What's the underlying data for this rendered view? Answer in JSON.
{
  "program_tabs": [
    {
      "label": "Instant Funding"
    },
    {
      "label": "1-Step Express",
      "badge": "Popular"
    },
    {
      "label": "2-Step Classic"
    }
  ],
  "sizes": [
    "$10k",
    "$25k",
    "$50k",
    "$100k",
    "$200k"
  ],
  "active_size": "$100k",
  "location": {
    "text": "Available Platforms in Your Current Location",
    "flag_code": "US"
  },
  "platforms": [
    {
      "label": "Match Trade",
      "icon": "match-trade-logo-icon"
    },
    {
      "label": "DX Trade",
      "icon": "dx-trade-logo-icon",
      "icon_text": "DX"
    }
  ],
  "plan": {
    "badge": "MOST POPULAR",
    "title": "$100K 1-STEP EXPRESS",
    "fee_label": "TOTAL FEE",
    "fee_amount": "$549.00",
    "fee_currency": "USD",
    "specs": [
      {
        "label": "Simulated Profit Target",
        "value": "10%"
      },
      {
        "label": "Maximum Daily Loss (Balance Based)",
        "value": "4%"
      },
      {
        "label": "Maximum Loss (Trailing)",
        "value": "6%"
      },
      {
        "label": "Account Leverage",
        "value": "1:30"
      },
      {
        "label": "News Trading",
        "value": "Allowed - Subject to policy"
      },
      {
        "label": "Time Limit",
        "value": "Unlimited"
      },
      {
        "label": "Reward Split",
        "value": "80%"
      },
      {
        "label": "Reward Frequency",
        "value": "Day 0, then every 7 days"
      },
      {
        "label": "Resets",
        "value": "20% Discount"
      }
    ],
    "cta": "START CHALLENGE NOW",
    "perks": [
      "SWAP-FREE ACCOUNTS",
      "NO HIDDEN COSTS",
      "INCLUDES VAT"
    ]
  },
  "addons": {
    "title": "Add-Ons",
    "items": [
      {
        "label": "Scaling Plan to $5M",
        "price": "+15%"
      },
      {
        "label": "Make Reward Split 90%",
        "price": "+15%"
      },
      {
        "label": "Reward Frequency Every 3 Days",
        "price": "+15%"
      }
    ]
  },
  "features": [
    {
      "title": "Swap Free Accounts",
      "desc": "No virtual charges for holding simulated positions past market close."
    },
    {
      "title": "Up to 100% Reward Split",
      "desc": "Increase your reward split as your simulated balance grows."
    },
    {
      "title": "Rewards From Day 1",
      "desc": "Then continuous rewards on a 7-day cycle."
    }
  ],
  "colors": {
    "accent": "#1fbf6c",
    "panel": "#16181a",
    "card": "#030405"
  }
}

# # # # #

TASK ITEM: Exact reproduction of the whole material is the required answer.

ANSWER SPACE:
What's the underlying data for this rendered view? Answer in JSON.
{
  "program_tabs": [
    {
      "label": "Instant Funding"
    },
    {
      "label": "1-Step Express",
      "badge": "Popular"
    },
    {
      "label": "2-Step Classic"
    }
  ],
  "sizes": [
    "$10k",
    "$25k",
    "$50k",
    "$100k",
    "$200k"
  ],
  "active_size": "$100k",
  "location": {
    "text": "Available Platforms in Your Current Location",
    "flag_code": "US"
  },
  "platforms": [
    {
      "label": "Match Trade",
      "icon": "match-trade-logo-icon"
    },
    {
      "label": "DX Trade",
      "icon": "dx-trade-logo-icon",
      "icon_text": "DX"
    }
  ],
  "plan": {
    "badge": "MOST POPULAR",
    "title": "$100K 1-STEP EXPRESS",
    "fee_label": "TOTAL FEE",
    "fee_amount": "$549.00",
    "fee_currency": "USD",
    "specs": [
      {
        "label": "Simulated Profit Target",
        "value": "10%"
      },
      {
        "label": "Maximum Daily Loss (Balance Based)",
        "value": "4%"
      },
      {
        "label": "Maximum Loss (Trailing)",
        "value": "6%"
      },
      {
        "label": "Account Leverage",
        "value": "1:30"
      },
      {
        "label": "News Trading",
        "value": "Allowed - Subject to policy"
      },
      {
        "label": "Time Limit",
        "value": "Unlimited"
      },
      {
        "label": "Reward Split",
        "value": "80%"
      },
      {
        "label": "Reward Frequency",
        "value": "Day 0, then every 7 days"
      },
      {
        "label": "Resets",
        "value": "20% Discount"
      }
    ],
    "cta": "START CHALLENGE NOW",
    "perks": [
      "SWAP-FREE ACCOUNTS",
      "NO HIDDEN COSTS",
      "INCLUDES VAT"
    ]
  },
  "addons": {
    "title": "Add-Ons",
    "items": [
      {
        "label": "Scaling Plan to $5M",
        "price": "+15%"
      },
      {
        "label": "Make Reward Split 90%",
        "price": "+15%"
      },
      {
        "label": "Reward Frequency Every 3 Days",
        "price": "+15%"
      }
    ]
  },
  "features": [
    {
      "title": "Swap Free Accounts",
      "desc": "No virtual charges for holding simulated positions past market close."
    },
    {
      "title": "Up to 100% Reward Split",
      "desc": "Increase your reward split as your simulated balance grows."
    },
    {
      "title": "Rewards From Day 1",
      "desc": "Then continuous rewards on a 7-day cycle."
    }
  ],
  "colors": {
    "accent": "#1fbf6c",
    "panel": "#16181a",
    "card": "#030405"
  }
}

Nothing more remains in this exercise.